* **EXERCISE**
Based on the listing below, report how many lines contain the word "Navami". Nothing but the number, please.

* **RECORDS SUPPLIED**
──────

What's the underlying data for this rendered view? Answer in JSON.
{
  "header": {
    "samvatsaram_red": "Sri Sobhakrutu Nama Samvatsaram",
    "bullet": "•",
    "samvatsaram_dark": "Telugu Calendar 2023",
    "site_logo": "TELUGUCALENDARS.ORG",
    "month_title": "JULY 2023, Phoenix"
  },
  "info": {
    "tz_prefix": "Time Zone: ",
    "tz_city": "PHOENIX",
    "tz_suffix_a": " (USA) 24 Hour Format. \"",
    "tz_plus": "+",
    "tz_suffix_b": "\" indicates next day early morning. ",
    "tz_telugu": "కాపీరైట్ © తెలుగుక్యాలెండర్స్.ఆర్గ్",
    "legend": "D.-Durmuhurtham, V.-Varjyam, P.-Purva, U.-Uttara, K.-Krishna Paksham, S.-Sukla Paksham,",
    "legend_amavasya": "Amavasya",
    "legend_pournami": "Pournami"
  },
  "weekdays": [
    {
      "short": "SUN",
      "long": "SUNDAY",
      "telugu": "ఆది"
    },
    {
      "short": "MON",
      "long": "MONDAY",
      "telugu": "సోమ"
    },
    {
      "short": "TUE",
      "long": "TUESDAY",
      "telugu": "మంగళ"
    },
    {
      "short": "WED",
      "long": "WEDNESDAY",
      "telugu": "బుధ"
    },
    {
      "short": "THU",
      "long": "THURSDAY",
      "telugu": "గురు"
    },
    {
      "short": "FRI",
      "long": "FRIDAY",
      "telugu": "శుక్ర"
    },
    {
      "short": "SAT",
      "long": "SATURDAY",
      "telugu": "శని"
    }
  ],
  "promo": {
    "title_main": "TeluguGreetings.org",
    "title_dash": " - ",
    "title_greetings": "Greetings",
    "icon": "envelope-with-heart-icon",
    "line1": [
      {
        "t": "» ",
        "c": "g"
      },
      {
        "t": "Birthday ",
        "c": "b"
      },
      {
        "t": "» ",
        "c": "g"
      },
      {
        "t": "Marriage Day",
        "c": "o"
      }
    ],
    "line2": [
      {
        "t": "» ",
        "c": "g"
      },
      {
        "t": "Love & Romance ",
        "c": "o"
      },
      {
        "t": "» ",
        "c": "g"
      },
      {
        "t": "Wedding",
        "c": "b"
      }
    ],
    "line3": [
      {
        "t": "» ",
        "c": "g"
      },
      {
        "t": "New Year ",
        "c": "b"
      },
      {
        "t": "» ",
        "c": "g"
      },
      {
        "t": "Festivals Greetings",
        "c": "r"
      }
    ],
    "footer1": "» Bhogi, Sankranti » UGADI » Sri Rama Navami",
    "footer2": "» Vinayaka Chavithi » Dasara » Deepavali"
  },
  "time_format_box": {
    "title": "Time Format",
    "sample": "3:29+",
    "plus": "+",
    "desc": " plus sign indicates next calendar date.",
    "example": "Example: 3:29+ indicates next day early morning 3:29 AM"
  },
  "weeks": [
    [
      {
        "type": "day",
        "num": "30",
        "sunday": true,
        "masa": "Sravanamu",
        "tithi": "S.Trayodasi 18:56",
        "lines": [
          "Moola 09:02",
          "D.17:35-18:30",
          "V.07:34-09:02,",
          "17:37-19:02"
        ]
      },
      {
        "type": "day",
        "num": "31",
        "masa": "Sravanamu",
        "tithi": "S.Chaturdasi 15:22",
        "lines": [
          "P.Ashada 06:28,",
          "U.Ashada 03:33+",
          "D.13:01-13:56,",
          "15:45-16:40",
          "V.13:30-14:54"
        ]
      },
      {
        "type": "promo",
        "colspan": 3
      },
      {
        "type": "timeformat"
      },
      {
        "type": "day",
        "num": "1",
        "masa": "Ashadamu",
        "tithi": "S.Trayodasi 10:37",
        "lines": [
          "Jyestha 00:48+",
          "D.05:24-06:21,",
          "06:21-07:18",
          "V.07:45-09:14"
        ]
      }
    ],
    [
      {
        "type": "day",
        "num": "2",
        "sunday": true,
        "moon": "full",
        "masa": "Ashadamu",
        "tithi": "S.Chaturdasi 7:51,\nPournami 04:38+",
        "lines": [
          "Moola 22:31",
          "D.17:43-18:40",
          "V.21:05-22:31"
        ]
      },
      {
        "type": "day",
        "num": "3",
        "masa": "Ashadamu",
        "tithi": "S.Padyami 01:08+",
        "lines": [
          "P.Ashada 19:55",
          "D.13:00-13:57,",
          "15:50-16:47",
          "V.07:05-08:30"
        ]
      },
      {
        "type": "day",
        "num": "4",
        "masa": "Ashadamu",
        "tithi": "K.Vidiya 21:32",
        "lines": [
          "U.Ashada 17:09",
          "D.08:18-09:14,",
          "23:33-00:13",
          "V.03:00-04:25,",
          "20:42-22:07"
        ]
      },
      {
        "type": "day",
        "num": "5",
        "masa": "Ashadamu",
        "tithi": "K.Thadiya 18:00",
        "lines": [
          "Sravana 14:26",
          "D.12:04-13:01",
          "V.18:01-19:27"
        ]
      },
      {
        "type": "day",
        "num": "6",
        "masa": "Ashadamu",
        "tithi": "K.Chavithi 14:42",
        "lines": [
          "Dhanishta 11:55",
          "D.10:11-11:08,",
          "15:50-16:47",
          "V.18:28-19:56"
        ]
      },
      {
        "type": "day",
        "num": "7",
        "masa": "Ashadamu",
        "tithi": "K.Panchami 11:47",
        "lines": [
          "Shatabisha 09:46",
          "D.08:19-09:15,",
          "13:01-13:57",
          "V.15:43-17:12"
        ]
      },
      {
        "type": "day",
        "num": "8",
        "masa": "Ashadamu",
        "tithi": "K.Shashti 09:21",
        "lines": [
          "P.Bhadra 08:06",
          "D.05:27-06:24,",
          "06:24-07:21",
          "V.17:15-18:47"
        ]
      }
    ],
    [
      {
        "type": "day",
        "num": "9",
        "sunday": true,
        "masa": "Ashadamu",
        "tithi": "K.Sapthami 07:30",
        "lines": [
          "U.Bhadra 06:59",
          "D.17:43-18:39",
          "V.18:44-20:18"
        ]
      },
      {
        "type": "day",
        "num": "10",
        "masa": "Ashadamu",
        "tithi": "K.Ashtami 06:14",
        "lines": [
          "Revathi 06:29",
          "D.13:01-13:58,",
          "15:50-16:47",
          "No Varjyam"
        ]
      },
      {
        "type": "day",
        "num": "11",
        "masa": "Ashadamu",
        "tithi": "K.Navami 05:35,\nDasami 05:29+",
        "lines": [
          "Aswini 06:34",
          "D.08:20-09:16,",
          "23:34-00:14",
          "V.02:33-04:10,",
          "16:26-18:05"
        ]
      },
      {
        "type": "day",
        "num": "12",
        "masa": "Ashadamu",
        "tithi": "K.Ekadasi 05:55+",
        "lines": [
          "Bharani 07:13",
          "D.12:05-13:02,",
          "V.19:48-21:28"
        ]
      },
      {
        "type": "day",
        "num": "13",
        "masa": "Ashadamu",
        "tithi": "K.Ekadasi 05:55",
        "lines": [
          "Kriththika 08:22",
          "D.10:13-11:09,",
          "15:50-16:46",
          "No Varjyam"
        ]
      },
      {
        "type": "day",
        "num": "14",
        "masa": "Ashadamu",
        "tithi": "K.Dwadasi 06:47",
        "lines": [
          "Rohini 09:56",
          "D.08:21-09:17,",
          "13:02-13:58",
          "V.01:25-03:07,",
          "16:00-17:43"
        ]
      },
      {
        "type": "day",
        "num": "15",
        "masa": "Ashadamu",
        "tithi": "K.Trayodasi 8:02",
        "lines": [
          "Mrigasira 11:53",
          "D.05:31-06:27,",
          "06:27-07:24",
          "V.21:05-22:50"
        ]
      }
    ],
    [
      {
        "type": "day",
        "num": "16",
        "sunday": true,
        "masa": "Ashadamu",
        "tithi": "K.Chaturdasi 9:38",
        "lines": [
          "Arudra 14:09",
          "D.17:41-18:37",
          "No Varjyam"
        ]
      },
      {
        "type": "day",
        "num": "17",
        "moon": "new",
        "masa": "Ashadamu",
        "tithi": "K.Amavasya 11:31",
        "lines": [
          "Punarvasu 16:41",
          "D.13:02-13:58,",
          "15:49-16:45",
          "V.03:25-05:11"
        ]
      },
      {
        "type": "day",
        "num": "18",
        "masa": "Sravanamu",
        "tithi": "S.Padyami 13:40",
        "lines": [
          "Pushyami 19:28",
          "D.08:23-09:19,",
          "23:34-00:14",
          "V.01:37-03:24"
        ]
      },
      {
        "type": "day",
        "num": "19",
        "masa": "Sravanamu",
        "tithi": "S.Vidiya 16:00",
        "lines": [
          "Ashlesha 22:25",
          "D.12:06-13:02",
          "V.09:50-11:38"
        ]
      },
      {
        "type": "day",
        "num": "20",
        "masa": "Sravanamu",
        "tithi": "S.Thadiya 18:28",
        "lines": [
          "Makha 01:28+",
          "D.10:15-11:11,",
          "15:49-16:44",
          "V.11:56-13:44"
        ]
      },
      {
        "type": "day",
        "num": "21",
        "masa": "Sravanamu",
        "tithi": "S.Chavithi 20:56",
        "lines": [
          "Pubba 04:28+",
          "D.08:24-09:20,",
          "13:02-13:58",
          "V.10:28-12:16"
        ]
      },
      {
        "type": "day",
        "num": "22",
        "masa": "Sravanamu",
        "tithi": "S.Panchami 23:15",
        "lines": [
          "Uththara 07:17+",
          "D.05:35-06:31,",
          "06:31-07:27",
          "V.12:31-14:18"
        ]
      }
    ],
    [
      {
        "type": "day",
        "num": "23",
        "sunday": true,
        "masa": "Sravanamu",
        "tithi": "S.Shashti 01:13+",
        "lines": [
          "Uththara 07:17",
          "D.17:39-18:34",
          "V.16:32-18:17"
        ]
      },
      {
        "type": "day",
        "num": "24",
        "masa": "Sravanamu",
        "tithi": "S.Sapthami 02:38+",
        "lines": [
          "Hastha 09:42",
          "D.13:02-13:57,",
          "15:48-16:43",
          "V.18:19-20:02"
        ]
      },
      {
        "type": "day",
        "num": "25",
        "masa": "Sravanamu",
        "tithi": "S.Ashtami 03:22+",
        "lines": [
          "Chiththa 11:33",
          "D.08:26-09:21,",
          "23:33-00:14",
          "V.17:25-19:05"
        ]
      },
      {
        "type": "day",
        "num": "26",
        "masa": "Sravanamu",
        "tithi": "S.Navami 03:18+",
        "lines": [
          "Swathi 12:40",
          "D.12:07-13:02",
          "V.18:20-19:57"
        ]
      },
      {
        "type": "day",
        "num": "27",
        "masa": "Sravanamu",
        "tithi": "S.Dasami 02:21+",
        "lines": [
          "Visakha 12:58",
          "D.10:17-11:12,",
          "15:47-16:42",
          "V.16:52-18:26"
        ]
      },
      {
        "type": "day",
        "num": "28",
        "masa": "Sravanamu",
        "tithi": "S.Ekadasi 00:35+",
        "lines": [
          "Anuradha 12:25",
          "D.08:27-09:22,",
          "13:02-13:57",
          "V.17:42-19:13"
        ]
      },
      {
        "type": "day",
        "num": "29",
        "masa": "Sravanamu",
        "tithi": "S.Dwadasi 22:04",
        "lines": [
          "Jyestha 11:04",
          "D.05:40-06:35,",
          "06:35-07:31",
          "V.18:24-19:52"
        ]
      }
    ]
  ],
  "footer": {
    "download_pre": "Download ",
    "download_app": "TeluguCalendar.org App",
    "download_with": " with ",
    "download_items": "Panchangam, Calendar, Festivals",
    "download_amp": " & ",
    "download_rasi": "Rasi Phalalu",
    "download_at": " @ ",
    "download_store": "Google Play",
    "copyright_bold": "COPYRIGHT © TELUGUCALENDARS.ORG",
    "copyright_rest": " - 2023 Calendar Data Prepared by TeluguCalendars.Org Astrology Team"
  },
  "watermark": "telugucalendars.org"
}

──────

* **RESULT**
3